#### [What to produce]
Every record below should be repeated exactly, with the pictures left out.

─── Material for the task ───

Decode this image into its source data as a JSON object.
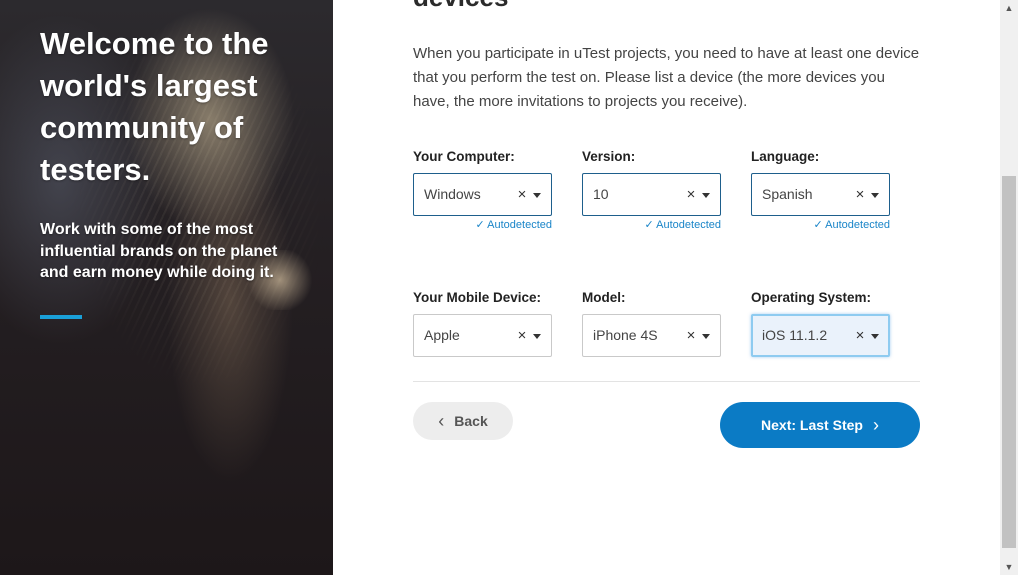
{
  "hero": {
    "headline": "Welcome to the world's largest community of testers.",
    "subtext": "Work with some of the most influential brands on the planet and earn money while doing it."
  },
  "main": {
    "section_title": "devices",
    "intro": "When you participate in uTest projects, you need to have at least one device that you perform the test on. Please list a device (the more devices you have, the more invitations to projects you receive).",
    "autodetected_label": "Autodetected",
    "computer": {
      "label": "Your Computer:",
      "value": "Windows"
    },
    "version": {
      "label": "Version:",
      "value": "10"
    },
    "language": {
      "label": "Language:",
      "value": "Spanish"
    },
    "mobile": {
      "label": "Your Mobile Device:",
      "value": "Apple"
    },
    "model": {
      "label": "Model:",
      "value": "iPhone 4S"
    },
    "os": {
      "label": "Operating System:",
      "value": "iOS 11.1.2"
    },
    "back_label": "Back",
    "next_label": "Next: Last Step"
  },
  "icons": {
    "clear": "×",
    "check": "✓",
    "chevron_left": "‹",
    "chevron_right": "›",
    "scroll_up": "▲",
    "scroll_down": "▼"
  },
  "colors": {
    "primary": "#0b7bc5",
    "accent": "#1aa0d8",
    "autodetected": "#1a85c8"
  }
}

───

#### [Exercise answer]
Decode this image into its source data as a JSON object.
{
  "hero": {
    "headline": "Welcome to the world's largest community of testers.",
    "subtext": "Work with some of the most influential brands on the planet and earn money while doing it."
  },
  "main": {
    "section_title": "devices",
    "intro": "When you participate in uTest projects, you need to have at least one device that you perform the test on. Please list a device (the more devices you have, the more invitations to projects you receive).",
    "autodetected_label": "Autodetected",
    "computer": {
      "label": "Your Computer:",
      "value": "Windows"
    },
    "version": {
      "label": "Version:",
      "value": "10"
    },
    "language": {
      "label": "Language:",
      "value": "Spanish"
    },
    "mobile": {
      "label": "Your Mobile Device:",
      "value": "Apple"
    },
    "model": {
      "label": "Model:",
      "value": "iPhone 4S"
    },
    "os": {
      "label": "Operating System:",
      "value": "iOS 11.1.2"
    },
    "back_label": "Back",
    "next_label": "Next: Last Step"
  },
  "icons": {
    "clear": "×",
    "check": "✓",
    "chevron_left": "‹",
    "chevron_right": "›",
    "scroll_up": "▲",
    "scroll_down": "▼"
  },
  "colors": {
    "primary": "#0b7bc5",
    "accent": "#1aa0d8",
    "autodetected": "#1a85c8"
  }
}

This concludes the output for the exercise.